Paper Book Star Ornaments
Paper Book Star Ornaments

Book making is a special love of mine, so when a program friend (Tina, you know who you are!) showed me a new craft that combines books and origami…I was in. Using simple materials, these Paper Book Star Ornaments make wonderful gifts in minutes. Let’s get our hands moving.

Materials for 1 ornament:

  • Cutting tool (Exacto or precision box cutter)
  • Glue
  • Thin string/ribbon approx. 18-in in length
  • Matte board (two 1.5-inch squares)
  • Decorative paper (just enough to cover matte board squares)
  • Paper for interior of star (five 3-inch squares)
  • Button or like item (through which string/ribbon can slide)
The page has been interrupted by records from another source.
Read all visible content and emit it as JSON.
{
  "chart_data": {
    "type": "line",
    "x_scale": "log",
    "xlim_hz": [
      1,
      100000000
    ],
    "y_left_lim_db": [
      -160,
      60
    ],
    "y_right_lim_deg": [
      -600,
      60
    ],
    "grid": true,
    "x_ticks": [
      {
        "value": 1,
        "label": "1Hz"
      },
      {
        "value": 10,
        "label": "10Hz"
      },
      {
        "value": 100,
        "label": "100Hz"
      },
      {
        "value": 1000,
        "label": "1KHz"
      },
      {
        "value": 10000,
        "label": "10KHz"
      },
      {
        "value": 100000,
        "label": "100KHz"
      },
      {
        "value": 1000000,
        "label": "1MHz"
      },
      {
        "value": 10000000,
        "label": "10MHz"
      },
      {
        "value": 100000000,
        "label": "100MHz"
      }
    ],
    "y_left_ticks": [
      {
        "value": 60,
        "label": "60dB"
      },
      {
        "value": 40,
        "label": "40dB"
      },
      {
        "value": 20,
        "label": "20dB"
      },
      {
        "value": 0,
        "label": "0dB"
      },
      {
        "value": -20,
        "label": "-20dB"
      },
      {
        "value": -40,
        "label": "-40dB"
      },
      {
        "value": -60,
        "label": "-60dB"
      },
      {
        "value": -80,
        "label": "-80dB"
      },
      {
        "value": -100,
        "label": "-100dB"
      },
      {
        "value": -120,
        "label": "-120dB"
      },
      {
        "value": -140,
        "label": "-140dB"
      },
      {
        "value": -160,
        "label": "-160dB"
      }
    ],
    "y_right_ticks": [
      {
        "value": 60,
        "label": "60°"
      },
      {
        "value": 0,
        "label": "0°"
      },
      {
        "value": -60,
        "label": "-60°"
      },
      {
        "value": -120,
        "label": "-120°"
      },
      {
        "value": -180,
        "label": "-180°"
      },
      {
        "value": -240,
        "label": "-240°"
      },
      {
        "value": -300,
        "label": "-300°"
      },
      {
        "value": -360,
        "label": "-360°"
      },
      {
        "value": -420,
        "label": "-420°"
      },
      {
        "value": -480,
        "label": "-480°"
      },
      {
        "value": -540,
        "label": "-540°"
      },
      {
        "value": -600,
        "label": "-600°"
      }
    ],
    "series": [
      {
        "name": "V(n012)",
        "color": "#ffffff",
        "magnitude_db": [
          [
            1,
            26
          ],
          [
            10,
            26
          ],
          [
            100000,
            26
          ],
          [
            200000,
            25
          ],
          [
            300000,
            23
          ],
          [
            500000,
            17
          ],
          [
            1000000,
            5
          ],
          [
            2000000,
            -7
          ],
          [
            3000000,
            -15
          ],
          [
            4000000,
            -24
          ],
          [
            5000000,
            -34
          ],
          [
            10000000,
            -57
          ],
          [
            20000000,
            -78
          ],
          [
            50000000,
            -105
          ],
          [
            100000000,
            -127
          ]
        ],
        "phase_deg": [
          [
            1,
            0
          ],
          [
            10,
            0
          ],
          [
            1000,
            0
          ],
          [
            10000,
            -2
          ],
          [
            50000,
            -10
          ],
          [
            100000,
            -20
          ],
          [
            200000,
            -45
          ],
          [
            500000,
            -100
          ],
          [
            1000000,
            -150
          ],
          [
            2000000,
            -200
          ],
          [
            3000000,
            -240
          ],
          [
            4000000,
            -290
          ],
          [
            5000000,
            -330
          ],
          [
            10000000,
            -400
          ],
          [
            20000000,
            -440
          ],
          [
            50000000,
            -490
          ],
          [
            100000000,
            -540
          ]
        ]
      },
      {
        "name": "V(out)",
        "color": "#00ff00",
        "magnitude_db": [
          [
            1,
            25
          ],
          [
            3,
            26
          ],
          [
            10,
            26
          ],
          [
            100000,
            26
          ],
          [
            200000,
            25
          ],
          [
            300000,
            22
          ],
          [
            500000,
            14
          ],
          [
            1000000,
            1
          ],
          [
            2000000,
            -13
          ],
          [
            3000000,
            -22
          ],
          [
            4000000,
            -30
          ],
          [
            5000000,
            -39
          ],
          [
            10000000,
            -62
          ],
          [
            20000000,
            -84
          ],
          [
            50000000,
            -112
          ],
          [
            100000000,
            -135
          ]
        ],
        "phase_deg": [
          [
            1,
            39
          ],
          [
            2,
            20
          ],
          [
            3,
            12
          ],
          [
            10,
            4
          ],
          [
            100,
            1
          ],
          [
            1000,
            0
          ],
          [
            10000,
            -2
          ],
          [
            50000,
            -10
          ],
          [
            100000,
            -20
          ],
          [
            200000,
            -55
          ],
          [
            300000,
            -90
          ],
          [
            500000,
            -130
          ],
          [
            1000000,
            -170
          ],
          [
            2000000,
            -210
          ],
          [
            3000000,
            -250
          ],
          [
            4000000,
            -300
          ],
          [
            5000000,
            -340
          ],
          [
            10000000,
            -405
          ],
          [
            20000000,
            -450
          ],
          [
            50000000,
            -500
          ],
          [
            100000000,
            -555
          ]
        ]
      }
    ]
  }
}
Making the ornament step-by-step:

1 & 2
1 & 2

1. From scrap matte board, cut two 1.5-inch squares.
2. Choose paper for interior of ornament, cut into five 3-inch squares. (Tip: choose paper that is sturdy enough to be glued & folded)
3. Fold 3-inch paper squares using 3-step fold: a) fold on diagonal, b) fold in half horizontally, c) fold in half vertically. (Tip: press firmly on folds to ensure tightness.) Pinch together center point of square, creating a smaller folded square.


4. Glue together the folded squares, matching pinched corners & openings. Glue each square, leaving end squares unglued.

5. Choose decorative paper for exterior of ornament. Should be slightly larger in size than matte board squares (enough to fold over sides). Glue matte board to center, trimming corners for cleaner edge.

5 & 6

6. Cut length of string/ribbon approx. 18 inches long.

7 & 8

7. Press together glued squares, and glue string/ribbon diagonally across,  matching open ends of string at open ends of fold. (Tip: String should loosely cross closed points of paper squares.)
8. Taking covered matte board squares, glue string side of interior squares to inside of covered matte board.

9 & 10

9. Slide ends of string through hole(s) of button/charm. Knot end of strings.
10. End product has two appearances. Slide button to lock in book shape. Or, bring matte board pieces back to back and slide button to lock in star shape. Voila!